Work instruction:
Line by line, copy out the entries exactly and leave the pictures behind.

>>>>

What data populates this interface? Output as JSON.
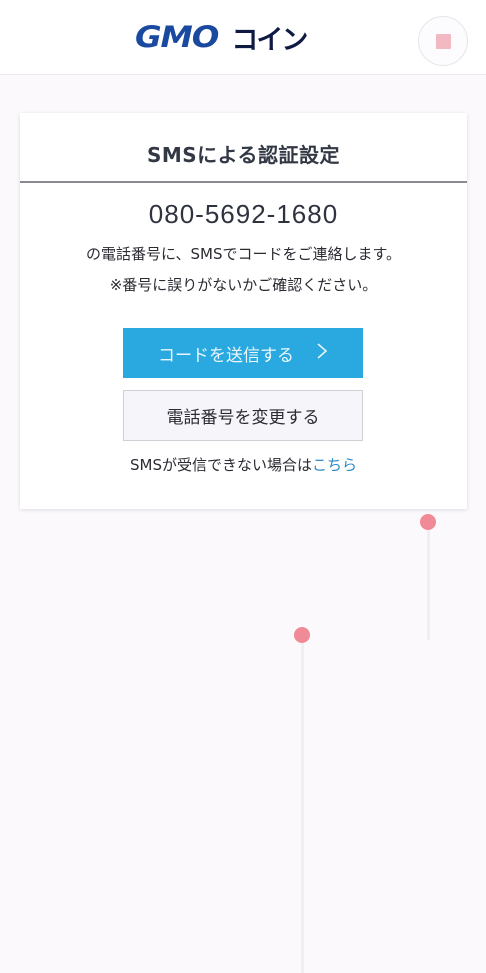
{
  "header": {
    "logo_latin": "GMO",
    "logo_kana": "コイン",
    "menu_icon": "menu-icon"
  },
  "card": {
    "title": "SMSによる認証設定",
    "phone_number": "080-5692-1680",
    "description_line1": "の電話番号に、SMSでコードをご連絡します。",
    "description_line2": "※番号に誤りがないかご確認ください。",
    "send_button_label": "コードを送信する",
    "send_button_icon": "chevron-right-icon",
    "change_button_label": "電話番号を変更する",
    "help_text": "SMSが受信できない場合は",
    "help_link": "こちら"
  },
  "colors": {
    "brand_blue": "#1a4aa0",
    "primary_button": "#2aa9e0",
    "link": "#2a8ac9",
    "decor_dot": "#f08a96"
  }
}
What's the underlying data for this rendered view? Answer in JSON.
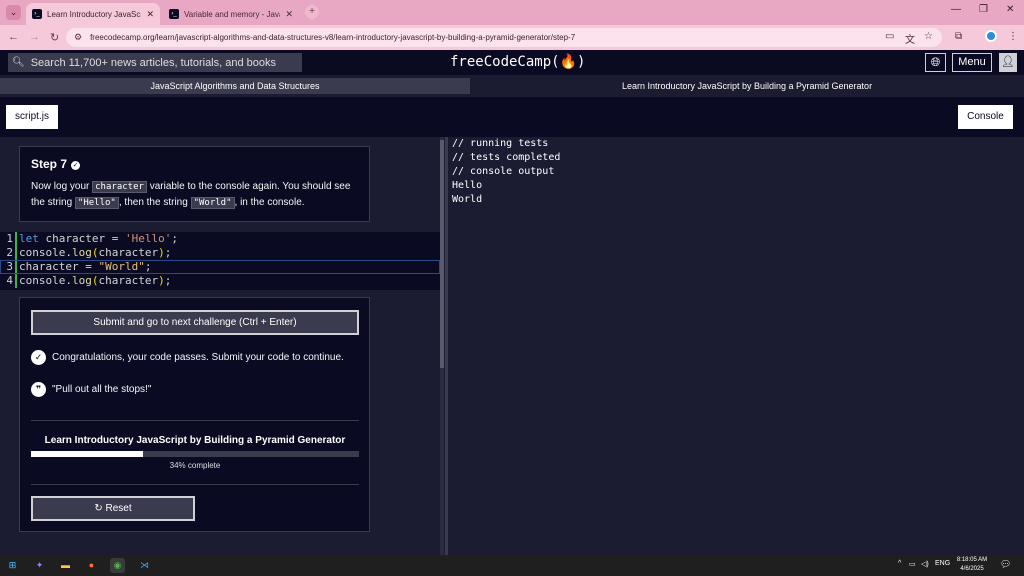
{
  "browser": {
    "tabs": [
      {
        "title": "Learn Introductory JavaScript b",
        "active": true
      },
      {
        "title": "Variable and memory - JavaScri",
        "active": false
      }
    ],
    "url": "freecodecamp.org/learn/javascript-algorithms-and-data-structures-v8/learn-introductory-javascript-by-building-a-pyramid-generator/step-7"
  },
  "nav": {
    "search_placeholder": "Search 11,700+ news articles, tutorials, and books",
    "logo": "freeCodeCamp(🔥)",
    "menu_label": "Menu"
  },
  "breadcrumbs": {
    "superblock": "JavaScript Algorithms and Data Structures",
    "block": "Learn Introductory JavaScript by Building a Pyramid Generator"
  },
  "tabs": {
    "file": "script.js",
    "console": "Console"
  },
  "instructions": {
    "step_title": "Step 7",
    "text_1": "Now log your ",
    "code_1": "character",
    "text_2": " variable to the console again. You should see the string ",
    "code_2": "\"Hello\"",
    "text_3": ", then the string ",
    "code_3": "\"World\"",
    "text_4": ", in the console."
  },
  "editor": {
    "line_numbers": [
      "1",
      "2",
      "3",
      "4"
    ],
    "line1": {
      "kw": "let",
      "rest": " character = ",
      "str": "'Hello'",
      "end": ";"
    },
    "line2": {
      "obj": "console.",
      "fn": "log",
      "open": "(",
      "arg": "character",
      "close": ")",
      "end": ";"
    },
    "line3": {
      "lhs": "character = ",
      "str": "\"World\"",
      "end": ";"
    },
    "line4": {
      "obj": "console.",
      "fn": "log",
      "open": "(",
      "arg": "character",
      "close": ")",
      "end": ";"
    }
  },
  "actions": {
    "submit_label": "Submit and go to next challenge (Ctrl + Enter)",
    "success_message": "Congratulations, your code passes. Submit your code to continue.",
    "quote": "\"Pull out all the stops!\"",
    "progress_title": "Learn Introductory JavaScript by Building a Pyramid Generator",
    "progress_percent": 34,
    "progress_label": "34% complete",
    "reset_label": "Reset"
  },
  "console": {
    "lines": [
      "// running tests",
      "// tests completed",
      "// console output",
      "Hello",
      "World"
    ]
  },
  "taskbar": {
    "lang": "ENG",
    "time": "8:18:05 AM",
    "date": "4/6/2025"
  },
  "colors": {
    "fcc_dark": "#0a0a23",
    "fcc_bg": "#1b1b32",
    "fcc_gray": "#3b3b4f",
    "browser_frame": "#e8a7c2",
    "gutter_green": "#3eb34a"
  }
}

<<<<

Expected output:
What data populates this interface? Output as JSON.
{
  "header": {
    "logo_latin": "GMO",
    "logo_kana": "コイン",
    "menu_icon": "menu-icon"
  },
  "card": {
    "title": "SMSによる認証設定",
    "phone_number": "080-5692-1680",
    "description_line1": "の電話番号に、SMSでコードをご連絡します。",
    "description_line2": "※番号に誤りがないかご確認ください。",
    "send_button_label": "コードを送信する",
    "send_button_icon": "chevron-right-icon",
    "change_button_label": "電話番号を変更する",
    "help_text": "SMSが受信できない場合は",
    "help_link": "こちら"
  },
  "colors": {
    "brand_blue": "#1a4aa0",
    "primary_button": "#2aa9e0",
    "link": "#2a8ac9",
    "decor_dot": "#f08a96"
  }
}
What's the underlying data for this rendered view? Answer in JSON.
{
  "browser": {
    "tabs": [
      {
        "title": "Learn Introductory JavaScript b",
        "active": true
      },
      {
        "title": "Variable and memory - JavaScri",
        "active": false
      }
    ],
    "url": "freecodecamp.org/learn/javascript-algorithms-and-data-structures-v8/learn-introductory-javascript-by-building-a-pyramid-generator/step-7"
  },
  "nav": {
    "search_placeholder": "Search 11,700+ news articles, tutorials, and books",
    "logo": "freeCodeCamp(🔥)",
    "menu_label": "Menu"
  },
  "breadcrumbs": {
    "superblock": "JavaScript Algorithms and Data Structures",
    "block": "Learn Introductory JavaScript by Building a Pyramid Generator"
  },
  "tabs": {
    "file": "script.js",
    "console": "Console"
  },
  "instructions": {
    "step_title": "Step 7",
    "text_1": "Now log your ",
    "code_1": "character",
    "text_2": " variable to the console again. You should see the string ",
    "code_2": "\"Hello\"",
    "text_3": ", then the string ",
    "code_3": "\"World\"",
    "text_4": ", in the console."
  },
  "editor": {
    "line_numbers": [
      "1",
      "2",
      "3",
      "4"
    ],
    "line1": {
      "kw": "let",
      "rest": " character = ",
      "str": "'Hello'",
      "end": ";"
    },
    "line2": {
      "obj": "console.",
      "fn": "log",
      "open": "(",
      "arg": "character",
      "close": ")",
      "end": ";"
    },
    "line3": {
      "lhs": "character = ",
      "str": "\"World\"",
      "end": ";"
    },
    "line4": {
      "obj": "console.",
      "fn": "log",
      "open": "(",
      "arg": "character",
      "close": ")",
      "end": ";"
    }
  },
  "actions": {
    "submit_label": "Submit and go to next challenge (Ctrl + Enter)",
    "success_message": "Congratulations, your code passes. Submit your code to continue.",
    "quote": "\"Pull out all the stops!\"",
    "progress_title": "Learn Introductory JavaScript by Building a Pyramid Generator",
    "progress_percent": 34,
    "progress_label": "34% complete",
    "reset_label": "Reset"
  },
  "console": {
    "lines": [
      "// running tests",
      "// tests completed",
      "// console output",
      "Hello",
      "World"
    ]
  },
  "taskbar": {
    "lang": "ENG",
    "time": "8:18:05 AM",
    "date": "4/6/2025"
  },
  "colors": {
    "fcc_dark": "#0a0a23",
    "fcc_bg": "#1b1b32",
    "fcc_gray": "#3b3b4f",
    "browser_frame": "#e8a7c2",
    "gutter_green": "#3eb34a"
  }
}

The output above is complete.